Clarence Emory Bates was born near Oakridge, Oregon, on June 9, 1910, to John and Margery Bates. His father was a logger who moved his family to Idaho for several years before returning to Oakridge. Despite her husband's 1925, Margery Bates managed to raise five children alone including two, Raymond and Clarence, who pursued careers in art.
Clarence Bates was educated at the University of Oregon and in 1934 entered the Cornish School, now the Cornish College of the Arts, in Seattle. Upon returning to Oakridge in 1935, Bates worked on local WPA projects before obtaining WPA funding in February 1936 to assist with carving wood panels for the new library which was under construction. The following year he was assisting with teaching sculpture at the School of Architecture and Allied Arts while continuing to help Arthur Clough with carved wood projects. Beginning in 1939, Bates was employed with the Salem, Oregon, Art Center funded by the WPA where he had a management position and taught sculpture and wood carving.
In 1943, Bates enlisted and his World War II service included supervising Red Cross Arts & Crafts programs in the South Pacific. He settled in the Monterrey Peninsula in 1946 where he taught art in different local institutions and became highly regarded for his landscape paintings which can be seen today at online auction sites like askART.com. Bates died in Carmel, California, on January 27, 1999.
FLOOR PLANS & ART GUIDE
"Art Center Committee Discusses Education." Daily Capitol Journal (Salem, Oregon), May 30, 1940, 8.
"Art Center Notes". Statesman Journal (Salem, Oregon), November 26, 1939, 7.
"Bates Classes Continue." Daily Capitol Journal (Salem, Oregon), June 15, 1940, 4.
Clarence Bates. askArt.com.
"Sale of Original Pieces Starts at Art Center." Daily Capitol Journal (Salem, Oregon), October 10, 1940, 13.
U.S., Social Security Death Index, 1935-2014 [database on-line]. Provo, UT, USA: Ancestry.com Operations Inc, 2011.

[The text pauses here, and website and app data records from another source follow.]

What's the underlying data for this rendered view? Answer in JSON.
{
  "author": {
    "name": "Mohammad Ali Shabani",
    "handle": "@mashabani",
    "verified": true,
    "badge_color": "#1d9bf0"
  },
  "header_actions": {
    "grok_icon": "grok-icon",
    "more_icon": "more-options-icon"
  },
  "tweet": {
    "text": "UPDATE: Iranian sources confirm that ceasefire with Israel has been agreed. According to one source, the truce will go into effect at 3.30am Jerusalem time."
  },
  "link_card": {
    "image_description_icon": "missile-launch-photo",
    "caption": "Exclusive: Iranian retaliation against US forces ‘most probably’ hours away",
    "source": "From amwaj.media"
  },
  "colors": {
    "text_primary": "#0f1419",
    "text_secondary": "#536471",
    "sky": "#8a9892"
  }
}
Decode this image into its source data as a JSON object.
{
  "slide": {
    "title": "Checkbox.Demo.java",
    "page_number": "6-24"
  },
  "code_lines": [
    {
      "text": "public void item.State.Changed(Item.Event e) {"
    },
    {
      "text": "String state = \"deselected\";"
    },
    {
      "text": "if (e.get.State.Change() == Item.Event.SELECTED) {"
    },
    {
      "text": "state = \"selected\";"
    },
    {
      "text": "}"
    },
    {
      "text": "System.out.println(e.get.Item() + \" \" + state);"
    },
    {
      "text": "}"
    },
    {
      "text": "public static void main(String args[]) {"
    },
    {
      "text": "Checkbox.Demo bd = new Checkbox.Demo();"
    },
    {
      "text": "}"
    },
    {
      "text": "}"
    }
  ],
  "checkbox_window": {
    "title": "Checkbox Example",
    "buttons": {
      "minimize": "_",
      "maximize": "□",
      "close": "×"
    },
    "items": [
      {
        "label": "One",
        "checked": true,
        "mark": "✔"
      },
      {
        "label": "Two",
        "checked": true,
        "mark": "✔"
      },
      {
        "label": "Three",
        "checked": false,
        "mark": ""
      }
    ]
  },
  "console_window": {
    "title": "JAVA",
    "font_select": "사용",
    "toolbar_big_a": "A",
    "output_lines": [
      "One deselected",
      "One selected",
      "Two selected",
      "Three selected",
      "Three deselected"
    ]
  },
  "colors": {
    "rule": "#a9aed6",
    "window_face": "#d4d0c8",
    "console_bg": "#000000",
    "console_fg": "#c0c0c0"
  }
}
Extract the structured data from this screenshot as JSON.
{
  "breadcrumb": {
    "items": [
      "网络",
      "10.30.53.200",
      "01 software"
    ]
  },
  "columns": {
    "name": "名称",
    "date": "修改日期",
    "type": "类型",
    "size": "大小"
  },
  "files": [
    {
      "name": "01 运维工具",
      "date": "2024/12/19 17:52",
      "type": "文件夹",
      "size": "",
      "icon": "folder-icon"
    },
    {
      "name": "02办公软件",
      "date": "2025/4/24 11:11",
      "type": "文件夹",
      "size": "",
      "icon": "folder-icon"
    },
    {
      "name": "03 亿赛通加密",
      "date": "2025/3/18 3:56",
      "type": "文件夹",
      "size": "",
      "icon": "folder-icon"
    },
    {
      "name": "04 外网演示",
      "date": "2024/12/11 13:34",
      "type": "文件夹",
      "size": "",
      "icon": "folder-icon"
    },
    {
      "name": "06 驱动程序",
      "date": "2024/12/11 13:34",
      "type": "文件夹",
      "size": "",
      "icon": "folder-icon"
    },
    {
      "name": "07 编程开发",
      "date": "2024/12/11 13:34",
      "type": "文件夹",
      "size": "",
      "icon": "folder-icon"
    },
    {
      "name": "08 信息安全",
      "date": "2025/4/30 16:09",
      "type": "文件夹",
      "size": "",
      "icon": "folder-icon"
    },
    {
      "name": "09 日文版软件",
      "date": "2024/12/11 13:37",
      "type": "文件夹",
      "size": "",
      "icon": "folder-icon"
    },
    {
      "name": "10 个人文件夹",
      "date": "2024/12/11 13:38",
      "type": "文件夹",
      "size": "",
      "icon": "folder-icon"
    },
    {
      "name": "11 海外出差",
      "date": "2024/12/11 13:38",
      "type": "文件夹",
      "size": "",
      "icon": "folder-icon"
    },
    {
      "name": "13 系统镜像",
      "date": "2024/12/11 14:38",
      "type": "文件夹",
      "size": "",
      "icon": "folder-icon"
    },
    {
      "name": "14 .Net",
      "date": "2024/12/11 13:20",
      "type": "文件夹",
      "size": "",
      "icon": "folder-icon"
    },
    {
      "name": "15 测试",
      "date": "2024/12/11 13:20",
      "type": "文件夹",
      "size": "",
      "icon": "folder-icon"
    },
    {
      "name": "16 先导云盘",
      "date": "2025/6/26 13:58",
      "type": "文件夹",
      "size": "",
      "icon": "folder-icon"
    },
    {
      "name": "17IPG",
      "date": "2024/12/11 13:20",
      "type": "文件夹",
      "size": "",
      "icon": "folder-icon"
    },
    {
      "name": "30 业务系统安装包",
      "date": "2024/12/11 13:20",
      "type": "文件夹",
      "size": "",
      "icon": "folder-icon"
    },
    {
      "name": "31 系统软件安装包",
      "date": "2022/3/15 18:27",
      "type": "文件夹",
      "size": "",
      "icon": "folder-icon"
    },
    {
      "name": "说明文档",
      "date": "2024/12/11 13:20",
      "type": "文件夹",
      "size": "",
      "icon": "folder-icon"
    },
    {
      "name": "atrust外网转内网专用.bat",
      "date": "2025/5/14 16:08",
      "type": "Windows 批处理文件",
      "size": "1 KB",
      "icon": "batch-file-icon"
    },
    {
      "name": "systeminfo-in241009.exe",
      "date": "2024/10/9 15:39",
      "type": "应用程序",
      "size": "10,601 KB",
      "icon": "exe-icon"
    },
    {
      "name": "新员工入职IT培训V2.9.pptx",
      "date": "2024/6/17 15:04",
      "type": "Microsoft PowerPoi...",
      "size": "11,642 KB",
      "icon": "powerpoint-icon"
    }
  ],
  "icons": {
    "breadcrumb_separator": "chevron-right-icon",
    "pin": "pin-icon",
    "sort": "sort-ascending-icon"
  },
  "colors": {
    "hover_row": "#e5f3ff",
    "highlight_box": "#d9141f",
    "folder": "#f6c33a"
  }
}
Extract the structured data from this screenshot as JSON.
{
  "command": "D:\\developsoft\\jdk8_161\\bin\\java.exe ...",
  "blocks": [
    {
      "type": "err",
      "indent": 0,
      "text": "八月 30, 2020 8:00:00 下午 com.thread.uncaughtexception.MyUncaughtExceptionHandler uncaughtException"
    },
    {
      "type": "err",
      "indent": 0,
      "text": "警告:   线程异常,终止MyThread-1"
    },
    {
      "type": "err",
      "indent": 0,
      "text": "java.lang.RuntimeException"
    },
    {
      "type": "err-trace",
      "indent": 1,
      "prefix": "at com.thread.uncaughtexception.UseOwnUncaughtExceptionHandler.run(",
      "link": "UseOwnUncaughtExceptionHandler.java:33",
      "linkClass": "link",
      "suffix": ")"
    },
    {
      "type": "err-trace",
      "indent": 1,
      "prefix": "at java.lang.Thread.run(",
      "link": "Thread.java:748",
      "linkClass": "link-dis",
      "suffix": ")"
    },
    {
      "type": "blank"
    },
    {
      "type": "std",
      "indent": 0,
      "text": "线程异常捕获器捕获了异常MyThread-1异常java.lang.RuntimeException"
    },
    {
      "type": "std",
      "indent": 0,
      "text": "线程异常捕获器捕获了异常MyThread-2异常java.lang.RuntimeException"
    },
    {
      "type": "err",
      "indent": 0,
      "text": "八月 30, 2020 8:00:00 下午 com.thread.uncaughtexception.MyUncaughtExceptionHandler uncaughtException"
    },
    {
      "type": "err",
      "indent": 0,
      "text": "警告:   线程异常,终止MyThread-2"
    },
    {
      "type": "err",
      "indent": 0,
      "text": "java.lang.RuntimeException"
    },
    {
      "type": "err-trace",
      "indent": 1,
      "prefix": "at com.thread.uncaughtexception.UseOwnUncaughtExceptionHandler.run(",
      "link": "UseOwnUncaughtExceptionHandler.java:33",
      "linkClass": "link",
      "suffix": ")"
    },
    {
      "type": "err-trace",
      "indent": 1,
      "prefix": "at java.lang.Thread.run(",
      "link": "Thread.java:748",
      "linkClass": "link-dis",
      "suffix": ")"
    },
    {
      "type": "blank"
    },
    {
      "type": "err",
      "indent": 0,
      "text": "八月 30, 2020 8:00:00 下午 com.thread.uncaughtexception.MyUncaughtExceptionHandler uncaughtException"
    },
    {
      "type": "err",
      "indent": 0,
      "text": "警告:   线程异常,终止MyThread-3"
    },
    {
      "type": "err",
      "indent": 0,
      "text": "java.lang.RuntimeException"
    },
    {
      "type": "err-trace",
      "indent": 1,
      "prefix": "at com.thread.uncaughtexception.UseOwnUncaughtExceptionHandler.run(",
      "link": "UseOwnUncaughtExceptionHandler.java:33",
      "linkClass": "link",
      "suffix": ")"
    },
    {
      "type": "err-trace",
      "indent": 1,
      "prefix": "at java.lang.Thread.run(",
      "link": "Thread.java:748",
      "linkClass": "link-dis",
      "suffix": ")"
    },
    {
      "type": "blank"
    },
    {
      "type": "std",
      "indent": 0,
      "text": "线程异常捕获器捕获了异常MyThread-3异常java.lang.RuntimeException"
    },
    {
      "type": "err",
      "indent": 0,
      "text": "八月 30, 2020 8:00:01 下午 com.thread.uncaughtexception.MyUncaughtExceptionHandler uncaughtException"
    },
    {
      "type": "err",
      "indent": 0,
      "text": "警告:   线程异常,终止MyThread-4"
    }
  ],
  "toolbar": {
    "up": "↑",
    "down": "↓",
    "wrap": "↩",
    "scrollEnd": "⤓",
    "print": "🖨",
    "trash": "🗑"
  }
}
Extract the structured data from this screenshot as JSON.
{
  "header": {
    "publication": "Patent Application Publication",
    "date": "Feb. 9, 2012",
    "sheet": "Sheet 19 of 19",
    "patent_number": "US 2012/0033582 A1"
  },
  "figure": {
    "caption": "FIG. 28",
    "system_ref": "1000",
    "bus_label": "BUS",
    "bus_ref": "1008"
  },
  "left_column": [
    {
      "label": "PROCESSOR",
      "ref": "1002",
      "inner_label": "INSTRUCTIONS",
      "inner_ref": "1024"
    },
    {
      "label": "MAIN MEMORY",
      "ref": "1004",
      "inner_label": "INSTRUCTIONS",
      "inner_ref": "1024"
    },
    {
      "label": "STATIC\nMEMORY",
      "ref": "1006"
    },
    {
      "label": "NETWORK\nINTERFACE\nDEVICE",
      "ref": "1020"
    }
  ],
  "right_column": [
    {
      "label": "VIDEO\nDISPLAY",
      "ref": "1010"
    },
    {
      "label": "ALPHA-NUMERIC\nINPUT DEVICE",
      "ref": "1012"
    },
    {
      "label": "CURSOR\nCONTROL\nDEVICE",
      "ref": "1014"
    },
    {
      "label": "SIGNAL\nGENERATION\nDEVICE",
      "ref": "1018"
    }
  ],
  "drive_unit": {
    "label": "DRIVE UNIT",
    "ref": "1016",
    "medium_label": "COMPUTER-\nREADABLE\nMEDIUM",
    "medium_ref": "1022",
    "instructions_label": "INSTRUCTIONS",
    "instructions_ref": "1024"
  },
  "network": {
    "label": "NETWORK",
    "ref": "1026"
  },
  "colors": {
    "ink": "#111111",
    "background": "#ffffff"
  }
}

"University Student Talks at Service" Eugene Guard (Eugene, Oregon), March 25, 936, 5.
Who's Who in Northwest Art. Edited by Marion Brymner Appleton. Seattle: Frank McCaffrey, 1941.